- My main objection to the movie was how it portrayed Luttrell’s final rescue from the Afghan village. It was really cheesy. It was as if Peter Berg suddenly abandoned his respect for the integrity of the story, and defaulted to his Hollywood roots to give us a clichéd Hollywood conclusion. Just as the situation becomes truly desperate, the US (Air) Cavalry pops over the ridge, swoops down into the village and saves the day, shooting the Taliban as they run terrified into the hills. It was like a scene from a 1950’s western: The cavalry arrives just in the nick of time to pull our desperate hero from the jaws of death, and give the Indians their comeuppance. I was waiting for the bugles and the playing of Gary Owen! The version of the rescue that Luttrell told in the book was much more interesting, if less dramatic.
With the exception of the rescue scene at the end, I thought Peter Berg did well keeping the movie and the book essentially in harmony. I forgive (most of) the differences as part of the ‘poetic license’ producers and directors need to create the impact and effect they want in the retelling of the story in an abbreviated format. It did claim to be ‘based on a true story,’ not to be a documentary. The final rescue scene however, was way over the top, and it hurt the movie.
In spite of its flaws, I’m glad the movie was made and I recommend it. It is (mostly) very well done and gives broad exposure to the story of this SEAL squad, and the final hours of three SEALs fighting desperately and bravely, and the 16 other brave men who died trying to rescue them. And by extension Lone Survivor pays tribute to the thousands of American sailors, soldiers, airmen and marines who have died or been seriously wounded fighting in this war, on behalf of the people of the United States and Afghanistan. Hopefully this movie raises the level of awareness, understanding and appreciation for their sacrifices.

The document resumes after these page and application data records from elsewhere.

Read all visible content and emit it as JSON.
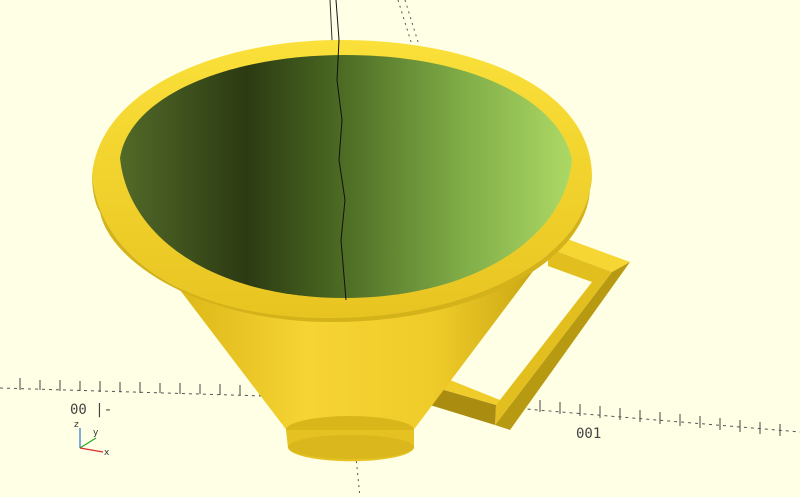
{
  "viewport": {
    "background": "#ffffe5",
    "model_color": "#f7d832",
    "inner_light": "#a6d65e",
    "inner_dark": "#2f3f14"
  },
  "axes_labels": {
    "left_ticks": "00 |-",
    "right_ticks": "001",
    "gizmo_z": "z",
    "gizmo_y": "y",
    "gizmo_x": "x"
  }
}
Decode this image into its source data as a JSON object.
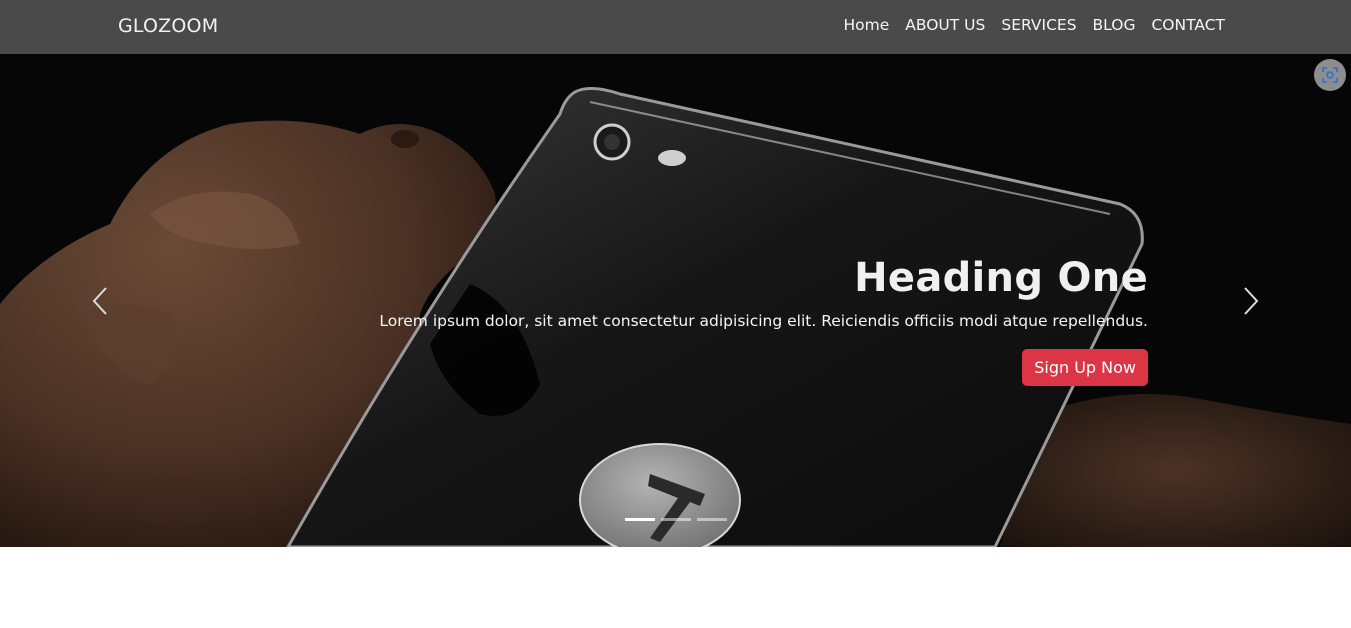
{
  "navbar": {
    "brand": "GLOZOOM",
    "links": [
      "Home",
      "ABOUT US",
      "SERVICES",
      "BLOG",
      "CONTACT"
    ]
  },
  "carousel": {
    "slide": {
      "heading": "Heading One",
      "text": "Lorem ipsum dolor, sit amet consectetur adipisicing elit. Reiciendis officiis modi atque repellendus.",
      "button_label": "Sign Up Now"
    },
    "indicators": [
      true,
      false,
      false
    ],
    "prev_icon": "chevron-left-icon",
    "next_icon": "chevron-right-icon"
  },
  "overlay": {
    "fullscreen_icon": "fullscreen-icon"
  },
  "colors": {
    "navbar_bg": "#4a4a4a",
    "cta_bg": "#dc3545"
  }
}
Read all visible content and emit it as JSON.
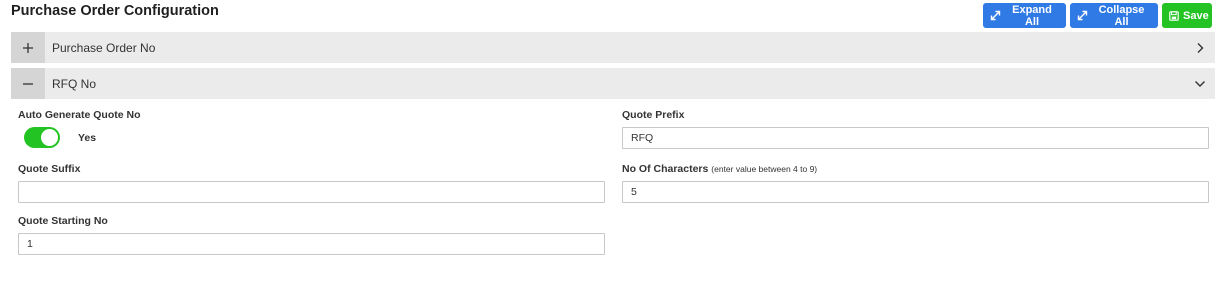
{
  "page": {
    "title": "Purchase Order Configuration"
  },
  "toolbar": {
    "expand_all": "Expand All",
    "collapse_all": "Collapse All",
    "save": "Save"
  },
  "accordion": [
    {
      "label": "Purchase Order No",
      "toggle": "+",
      "state": "collapsed"
    },
    {
      "label": "RFQ No",
      "toggle": "−",
      "state": "expanded"
    }
  ],
  "rfq": {
    "auto_generate": {
      "label": "Auto Generate Quote No",
      "value_label": "Yes",
      "checked": true
    },
    "quote_prefix": {
      "label": "Quote Prefix",
      "value": "RFQ"
    },
    "quote_suffix": {
      "label": "Quote Suffix",
      "value": ""
    },
    "no_of_characters": {
      "label": "No Of Characters",
      "hint": "(enter value between 4 to 9)",
      "value": "5"
    },
    "quote_starting_no": {
      "label": "Quote Starting No",
      "value": "1"
    }
  },
  "colors": {
    "primary": "#2f7ae5",
    "success": "#22c322",
    "panel": "#ebebeb"
  }
}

For those who are interested in what Marcus Luttrell has done since the
tragedy of Operation Red Wings in 2005, I’ll direct you again to Dan Klaidman’s
excellent recent article on him, written as part of the Hero Project in The Daily Beast here